By Felipe Bueno
In the afternoon of October 3, a Doctors Without Borders (Medecins Sans Frontieres) hospital in Kunduz, Afghanistan was hit during an airstike, claiming the lives of 22 and injuring over 30. The airstrike was carried out by the United States, and is currently being investigated by the United States, NATO, and Afghanistan.
Dr. Joanne Liu, international president of MSF, issued a statement, saying, “The U.S. attack on the MSF hospital in Kunduz was the biggest loss of life for our organization in an airstrike. Tens of thousands of people in Kunduz can no longer receive medical care now when they need it most. Today we say: enough. Even war has rules.”
The attack occurred after the Taliban drove U.S. forces out of the city of Kunduz on September 28, after which the U.S. launched a counterstrike to remove rebel forces from the city.
MSF claims that they warned United States personnel of the exact coordinates of their medical complex. As Dr. Liu stated, doctors were forced to treat one another and were unable to save their co-workers, with perhaps the most devastating incident was that six people in the intensive care unit were burned alive in their beds. With the destruction of the MSF hospital, victims of the standoff in Kunduz will now be unable to receive medical care.
The Guardian reports that MSF is calling for an independent inquiry under the Geneva Conventions.
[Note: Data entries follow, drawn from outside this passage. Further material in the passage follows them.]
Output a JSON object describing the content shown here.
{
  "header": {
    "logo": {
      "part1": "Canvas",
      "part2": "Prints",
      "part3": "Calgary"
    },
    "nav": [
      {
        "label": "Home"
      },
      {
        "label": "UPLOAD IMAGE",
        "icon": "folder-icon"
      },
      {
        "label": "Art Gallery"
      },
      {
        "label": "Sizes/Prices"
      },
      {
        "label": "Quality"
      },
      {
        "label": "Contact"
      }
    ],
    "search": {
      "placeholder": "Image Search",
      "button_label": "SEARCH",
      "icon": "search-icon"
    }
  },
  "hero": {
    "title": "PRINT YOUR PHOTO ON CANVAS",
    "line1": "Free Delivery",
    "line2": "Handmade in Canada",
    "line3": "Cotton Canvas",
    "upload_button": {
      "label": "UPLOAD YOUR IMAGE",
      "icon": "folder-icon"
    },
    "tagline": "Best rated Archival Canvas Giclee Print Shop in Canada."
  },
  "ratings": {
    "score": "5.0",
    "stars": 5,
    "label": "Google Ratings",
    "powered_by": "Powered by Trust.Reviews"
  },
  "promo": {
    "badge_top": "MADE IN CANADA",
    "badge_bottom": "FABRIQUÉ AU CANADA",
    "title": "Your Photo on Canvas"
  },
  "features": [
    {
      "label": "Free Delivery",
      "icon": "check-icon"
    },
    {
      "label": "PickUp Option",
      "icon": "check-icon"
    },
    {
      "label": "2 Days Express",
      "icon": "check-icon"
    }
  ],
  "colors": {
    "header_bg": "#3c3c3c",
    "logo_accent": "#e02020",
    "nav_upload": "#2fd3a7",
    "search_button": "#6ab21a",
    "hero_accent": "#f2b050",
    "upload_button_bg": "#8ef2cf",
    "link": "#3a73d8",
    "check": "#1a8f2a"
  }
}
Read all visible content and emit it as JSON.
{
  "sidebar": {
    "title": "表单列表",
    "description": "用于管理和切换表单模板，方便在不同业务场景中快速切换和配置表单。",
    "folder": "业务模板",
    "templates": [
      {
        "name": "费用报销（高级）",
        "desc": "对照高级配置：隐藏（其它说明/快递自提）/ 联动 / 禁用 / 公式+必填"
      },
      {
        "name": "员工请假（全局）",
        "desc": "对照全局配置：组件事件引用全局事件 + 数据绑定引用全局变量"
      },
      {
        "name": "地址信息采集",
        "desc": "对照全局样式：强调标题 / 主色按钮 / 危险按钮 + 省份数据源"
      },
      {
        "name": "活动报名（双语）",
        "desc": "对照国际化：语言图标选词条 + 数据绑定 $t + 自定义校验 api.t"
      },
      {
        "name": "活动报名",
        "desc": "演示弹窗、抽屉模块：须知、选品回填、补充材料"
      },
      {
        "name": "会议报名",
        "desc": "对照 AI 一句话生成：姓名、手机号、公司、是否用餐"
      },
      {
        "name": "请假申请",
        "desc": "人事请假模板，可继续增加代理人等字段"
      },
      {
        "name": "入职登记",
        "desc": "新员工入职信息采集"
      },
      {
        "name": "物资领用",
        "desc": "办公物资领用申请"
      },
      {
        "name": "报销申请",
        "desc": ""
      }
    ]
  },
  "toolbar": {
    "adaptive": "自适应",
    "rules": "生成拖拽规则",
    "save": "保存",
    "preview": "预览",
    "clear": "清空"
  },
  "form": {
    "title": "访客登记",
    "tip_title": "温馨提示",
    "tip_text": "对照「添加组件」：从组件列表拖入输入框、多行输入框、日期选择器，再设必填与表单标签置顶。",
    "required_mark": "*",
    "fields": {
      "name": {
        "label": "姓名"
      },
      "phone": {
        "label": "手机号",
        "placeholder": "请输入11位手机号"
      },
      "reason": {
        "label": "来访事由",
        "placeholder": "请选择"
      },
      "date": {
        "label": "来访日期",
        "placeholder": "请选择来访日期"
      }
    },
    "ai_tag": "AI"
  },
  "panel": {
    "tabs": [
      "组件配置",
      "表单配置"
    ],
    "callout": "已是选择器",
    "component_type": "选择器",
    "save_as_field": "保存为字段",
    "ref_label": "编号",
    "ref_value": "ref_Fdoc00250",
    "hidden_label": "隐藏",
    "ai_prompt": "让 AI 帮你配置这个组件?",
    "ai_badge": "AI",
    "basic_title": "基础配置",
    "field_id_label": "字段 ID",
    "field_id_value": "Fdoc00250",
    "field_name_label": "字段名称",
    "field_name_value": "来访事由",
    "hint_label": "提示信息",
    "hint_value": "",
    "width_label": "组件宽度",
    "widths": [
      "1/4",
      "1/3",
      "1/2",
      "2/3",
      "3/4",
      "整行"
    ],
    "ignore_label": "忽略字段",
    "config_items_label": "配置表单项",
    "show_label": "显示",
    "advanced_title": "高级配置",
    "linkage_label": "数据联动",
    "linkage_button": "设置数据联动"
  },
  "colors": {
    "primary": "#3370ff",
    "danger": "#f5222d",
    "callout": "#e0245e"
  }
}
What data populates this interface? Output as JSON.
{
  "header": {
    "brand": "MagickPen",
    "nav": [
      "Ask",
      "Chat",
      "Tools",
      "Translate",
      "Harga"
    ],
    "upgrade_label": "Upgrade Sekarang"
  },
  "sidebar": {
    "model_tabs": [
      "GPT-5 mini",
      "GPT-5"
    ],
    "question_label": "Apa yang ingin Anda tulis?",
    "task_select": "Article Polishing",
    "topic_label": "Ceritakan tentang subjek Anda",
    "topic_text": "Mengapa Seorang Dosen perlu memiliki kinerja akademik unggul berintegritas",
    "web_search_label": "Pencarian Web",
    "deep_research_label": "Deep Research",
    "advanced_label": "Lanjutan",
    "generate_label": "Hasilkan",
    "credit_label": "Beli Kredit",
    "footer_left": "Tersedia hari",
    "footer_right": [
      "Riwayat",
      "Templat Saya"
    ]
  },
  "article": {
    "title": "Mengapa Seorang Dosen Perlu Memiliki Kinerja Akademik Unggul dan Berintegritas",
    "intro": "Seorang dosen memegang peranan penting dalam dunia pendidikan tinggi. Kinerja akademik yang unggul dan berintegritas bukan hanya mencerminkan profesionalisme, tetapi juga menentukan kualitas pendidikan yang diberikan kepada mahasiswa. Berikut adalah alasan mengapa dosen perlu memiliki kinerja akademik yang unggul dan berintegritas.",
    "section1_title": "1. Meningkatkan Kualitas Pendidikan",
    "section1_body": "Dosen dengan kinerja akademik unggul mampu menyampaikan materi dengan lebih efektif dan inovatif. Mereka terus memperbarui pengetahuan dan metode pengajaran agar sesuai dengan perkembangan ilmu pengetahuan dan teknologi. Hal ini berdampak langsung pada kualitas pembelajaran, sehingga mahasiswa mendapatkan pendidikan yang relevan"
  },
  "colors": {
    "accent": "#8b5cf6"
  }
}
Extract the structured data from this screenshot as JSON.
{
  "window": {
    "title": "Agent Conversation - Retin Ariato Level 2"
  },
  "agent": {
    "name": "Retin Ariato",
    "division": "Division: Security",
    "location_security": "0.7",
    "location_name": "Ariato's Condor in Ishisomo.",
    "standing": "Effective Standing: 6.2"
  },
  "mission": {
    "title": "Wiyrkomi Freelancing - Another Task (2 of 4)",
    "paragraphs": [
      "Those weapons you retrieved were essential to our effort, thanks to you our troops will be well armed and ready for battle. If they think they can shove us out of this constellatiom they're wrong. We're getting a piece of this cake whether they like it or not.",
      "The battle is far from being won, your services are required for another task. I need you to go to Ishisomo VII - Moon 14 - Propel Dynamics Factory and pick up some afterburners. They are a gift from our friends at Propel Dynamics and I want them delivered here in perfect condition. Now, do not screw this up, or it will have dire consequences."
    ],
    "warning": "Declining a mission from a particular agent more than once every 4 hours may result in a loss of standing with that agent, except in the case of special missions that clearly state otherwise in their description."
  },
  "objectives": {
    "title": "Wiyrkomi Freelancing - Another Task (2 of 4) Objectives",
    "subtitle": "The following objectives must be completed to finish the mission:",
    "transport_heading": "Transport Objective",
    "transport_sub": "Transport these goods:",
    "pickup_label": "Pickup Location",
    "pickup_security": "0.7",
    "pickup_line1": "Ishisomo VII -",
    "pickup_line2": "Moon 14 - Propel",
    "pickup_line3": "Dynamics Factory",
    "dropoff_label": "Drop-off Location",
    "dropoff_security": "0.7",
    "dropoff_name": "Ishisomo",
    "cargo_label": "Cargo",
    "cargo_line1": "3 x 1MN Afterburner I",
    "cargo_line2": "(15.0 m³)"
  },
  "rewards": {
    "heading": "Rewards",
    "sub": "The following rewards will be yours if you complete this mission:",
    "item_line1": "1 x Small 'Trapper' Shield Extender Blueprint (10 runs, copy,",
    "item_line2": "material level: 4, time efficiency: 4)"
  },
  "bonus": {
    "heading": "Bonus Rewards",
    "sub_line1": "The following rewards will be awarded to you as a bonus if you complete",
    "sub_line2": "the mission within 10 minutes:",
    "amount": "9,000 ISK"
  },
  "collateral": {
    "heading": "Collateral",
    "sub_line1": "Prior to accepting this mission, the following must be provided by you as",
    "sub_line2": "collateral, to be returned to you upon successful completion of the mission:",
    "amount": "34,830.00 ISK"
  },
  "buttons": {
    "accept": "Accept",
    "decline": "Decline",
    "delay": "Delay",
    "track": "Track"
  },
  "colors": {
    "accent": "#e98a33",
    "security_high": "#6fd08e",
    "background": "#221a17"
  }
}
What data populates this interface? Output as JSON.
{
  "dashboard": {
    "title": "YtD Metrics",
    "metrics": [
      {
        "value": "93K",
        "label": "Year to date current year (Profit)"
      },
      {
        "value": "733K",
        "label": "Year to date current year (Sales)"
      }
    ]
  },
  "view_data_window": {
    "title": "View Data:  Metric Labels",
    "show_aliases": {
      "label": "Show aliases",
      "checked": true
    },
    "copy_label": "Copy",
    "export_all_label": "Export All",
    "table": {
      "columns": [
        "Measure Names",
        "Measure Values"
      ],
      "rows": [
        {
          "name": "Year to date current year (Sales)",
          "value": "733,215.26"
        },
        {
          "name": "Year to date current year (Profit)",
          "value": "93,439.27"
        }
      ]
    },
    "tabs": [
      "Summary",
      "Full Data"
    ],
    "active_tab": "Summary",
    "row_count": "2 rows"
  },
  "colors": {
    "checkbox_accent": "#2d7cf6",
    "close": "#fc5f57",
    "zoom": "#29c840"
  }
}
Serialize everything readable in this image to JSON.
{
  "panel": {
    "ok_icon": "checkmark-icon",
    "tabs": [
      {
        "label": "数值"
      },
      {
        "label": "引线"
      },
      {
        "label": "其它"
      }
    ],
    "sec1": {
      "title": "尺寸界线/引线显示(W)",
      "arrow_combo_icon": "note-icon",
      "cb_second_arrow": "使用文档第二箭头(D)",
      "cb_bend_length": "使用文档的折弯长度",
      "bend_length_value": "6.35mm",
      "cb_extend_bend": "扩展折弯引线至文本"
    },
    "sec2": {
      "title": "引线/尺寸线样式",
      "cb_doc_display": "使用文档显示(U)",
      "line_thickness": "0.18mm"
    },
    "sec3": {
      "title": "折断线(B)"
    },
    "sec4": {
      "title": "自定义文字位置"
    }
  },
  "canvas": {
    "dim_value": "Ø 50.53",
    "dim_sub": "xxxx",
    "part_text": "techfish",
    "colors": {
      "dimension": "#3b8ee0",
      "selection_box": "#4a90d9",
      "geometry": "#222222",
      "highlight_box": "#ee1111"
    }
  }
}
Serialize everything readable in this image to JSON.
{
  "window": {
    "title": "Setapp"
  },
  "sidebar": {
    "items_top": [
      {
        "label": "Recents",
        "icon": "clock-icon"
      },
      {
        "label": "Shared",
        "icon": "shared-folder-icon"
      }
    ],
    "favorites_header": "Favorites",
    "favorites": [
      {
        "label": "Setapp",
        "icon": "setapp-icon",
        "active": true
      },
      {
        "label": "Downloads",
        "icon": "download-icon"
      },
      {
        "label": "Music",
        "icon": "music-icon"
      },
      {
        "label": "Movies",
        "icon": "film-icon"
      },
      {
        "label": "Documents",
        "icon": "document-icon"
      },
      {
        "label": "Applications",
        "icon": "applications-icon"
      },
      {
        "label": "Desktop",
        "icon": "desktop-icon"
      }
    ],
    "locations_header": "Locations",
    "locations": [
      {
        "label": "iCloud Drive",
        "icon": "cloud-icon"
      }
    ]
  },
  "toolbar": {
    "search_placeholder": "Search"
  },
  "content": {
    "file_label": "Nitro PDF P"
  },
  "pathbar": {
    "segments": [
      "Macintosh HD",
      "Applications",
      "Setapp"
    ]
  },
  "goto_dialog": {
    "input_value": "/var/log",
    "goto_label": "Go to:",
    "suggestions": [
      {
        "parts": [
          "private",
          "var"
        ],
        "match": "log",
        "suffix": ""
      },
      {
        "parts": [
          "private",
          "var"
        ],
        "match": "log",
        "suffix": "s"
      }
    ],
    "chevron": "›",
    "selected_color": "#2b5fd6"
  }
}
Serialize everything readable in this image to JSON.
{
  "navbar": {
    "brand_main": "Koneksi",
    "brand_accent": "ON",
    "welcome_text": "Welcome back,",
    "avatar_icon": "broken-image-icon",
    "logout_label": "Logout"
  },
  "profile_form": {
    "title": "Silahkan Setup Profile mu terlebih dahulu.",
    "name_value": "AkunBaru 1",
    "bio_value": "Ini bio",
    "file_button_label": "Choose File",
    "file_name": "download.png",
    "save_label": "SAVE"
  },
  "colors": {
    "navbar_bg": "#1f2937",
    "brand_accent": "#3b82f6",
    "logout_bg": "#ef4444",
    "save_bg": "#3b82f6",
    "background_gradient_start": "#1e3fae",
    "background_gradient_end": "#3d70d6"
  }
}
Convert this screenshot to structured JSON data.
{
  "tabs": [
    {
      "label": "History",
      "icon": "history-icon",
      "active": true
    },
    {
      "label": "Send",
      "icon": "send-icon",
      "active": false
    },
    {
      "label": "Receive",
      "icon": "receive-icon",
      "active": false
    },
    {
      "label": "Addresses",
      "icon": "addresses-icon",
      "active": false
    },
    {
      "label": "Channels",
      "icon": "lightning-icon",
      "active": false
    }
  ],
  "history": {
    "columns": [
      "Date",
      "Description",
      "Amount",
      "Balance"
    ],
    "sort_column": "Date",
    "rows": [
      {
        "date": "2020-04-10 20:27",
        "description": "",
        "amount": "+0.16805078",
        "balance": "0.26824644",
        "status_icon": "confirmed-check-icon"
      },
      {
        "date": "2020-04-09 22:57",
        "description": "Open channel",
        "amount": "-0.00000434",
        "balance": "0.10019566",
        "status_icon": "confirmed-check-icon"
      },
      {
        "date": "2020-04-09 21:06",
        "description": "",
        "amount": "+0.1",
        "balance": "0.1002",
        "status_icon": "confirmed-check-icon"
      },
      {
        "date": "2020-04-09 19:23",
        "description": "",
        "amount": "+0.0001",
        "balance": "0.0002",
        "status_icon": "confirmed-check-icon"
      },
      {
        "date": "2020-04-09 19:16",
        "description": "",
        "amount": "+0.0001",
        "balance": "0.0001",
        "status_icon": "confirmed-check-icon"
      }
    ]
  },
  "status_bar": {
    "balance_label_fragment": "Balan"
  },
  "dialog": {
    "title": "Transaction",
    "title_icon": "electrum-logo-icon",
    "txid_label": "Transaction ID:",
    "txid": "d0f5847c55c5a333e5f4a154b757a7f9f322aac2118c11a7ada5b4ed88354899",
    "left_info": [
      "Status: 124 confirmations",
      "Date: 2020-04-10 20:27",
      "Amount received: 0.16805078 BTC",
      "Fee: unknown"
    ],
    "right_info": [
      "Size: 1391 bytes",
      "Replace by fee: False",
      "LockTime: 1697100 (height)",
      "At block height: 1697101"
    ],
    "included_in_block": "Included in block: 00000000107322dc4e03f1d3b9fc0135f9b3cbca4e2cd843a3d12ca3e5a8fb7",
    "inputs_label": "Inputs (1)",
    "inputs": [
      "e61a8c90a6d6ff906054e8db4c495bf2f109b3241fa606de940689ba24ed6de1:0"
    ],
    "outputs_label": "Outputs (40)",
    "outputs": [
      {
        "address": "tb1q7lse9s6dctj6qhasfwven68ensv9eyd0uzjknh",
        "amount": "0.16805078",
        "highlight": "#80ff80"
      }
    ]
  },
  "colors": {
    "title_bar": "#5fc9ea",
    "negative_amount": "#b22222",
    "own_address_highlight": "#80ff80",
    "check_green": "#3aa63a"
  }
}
Dr. Liu stated that because the Geneva Conventions were made to protect civilians caught in the midst of war (i.e., patients, medical workers and facilities), there are legal repercussions for what the MSF has claimed to be a war crime.
Steven Gordon, associate professor of law at the Chinese University of Hong Kong and a war crimes prosecution expert, told CNN, “You cannot, under the laws of war, attack sites such as hospitals, schools, religious buildings,” but went on to say that “the hospital as a building can lose its immunity if it’s being used by the enemy for military attacks.”
Voice of America reports that U.S. President Barack Obama personally apologized to Dr. Liu through a phone call, and sent his condolences via phone to Afghan President Ashraf Ghani.
The New York Times reports that this incident has called Obama’s declaration of an end to the war in Afghanistan further into question. From the onset, there was no clear definition of what constitutes the end of a war, and two months before President Obama’s announcement, the U.S. and Afghanistan signed a bilateral security deal.
The Afghan government has pointed to the deal as a sign of “progress,” according to the Los Angeles Times, compared to strained Western relations under President Ghani’s predecessor, Hamid Karzai.
However, stability in Afghanistan does not rely only on foreign relations. The Los Angeles Times reports that the Afghan passport office has seen thousands lining up in the past few months, indicating the desperation of Afghans to emigrate due to the unimproved economy and insecurity in the country, especially after the recent resurgence of the Taliban.
According to CNN, the Taliban takes advantage of Afghanistan’s weak economy by offering locals high compensation in exchange for joining their forces. The taking of Kunduz at the end of September was the Taliban’s largest gain in more than a decade, Newsweek reports.
Four days before the MSF hospital attack, President Ghani implored the public on television to trust the Afghan army, who had dealt “heavy casualties” on the Taliban. According to Deutsche Welle, the Taliban resurgence came after NATO scaled back its presence in favor of training the local armed forces.
Ghani’s critics include former President Hamid Karzai, who decries Ghani’s attempts to reestablish relations with Pakistan. Karzai also criticizes Ghani for allowing the president’s authority to be divided through the creation of an extra-constitutional position for Abdullah Abdullah, Ghani’s rival in the 2014 presidential election who now serves as Afghanistan’s Chief Executive Officer.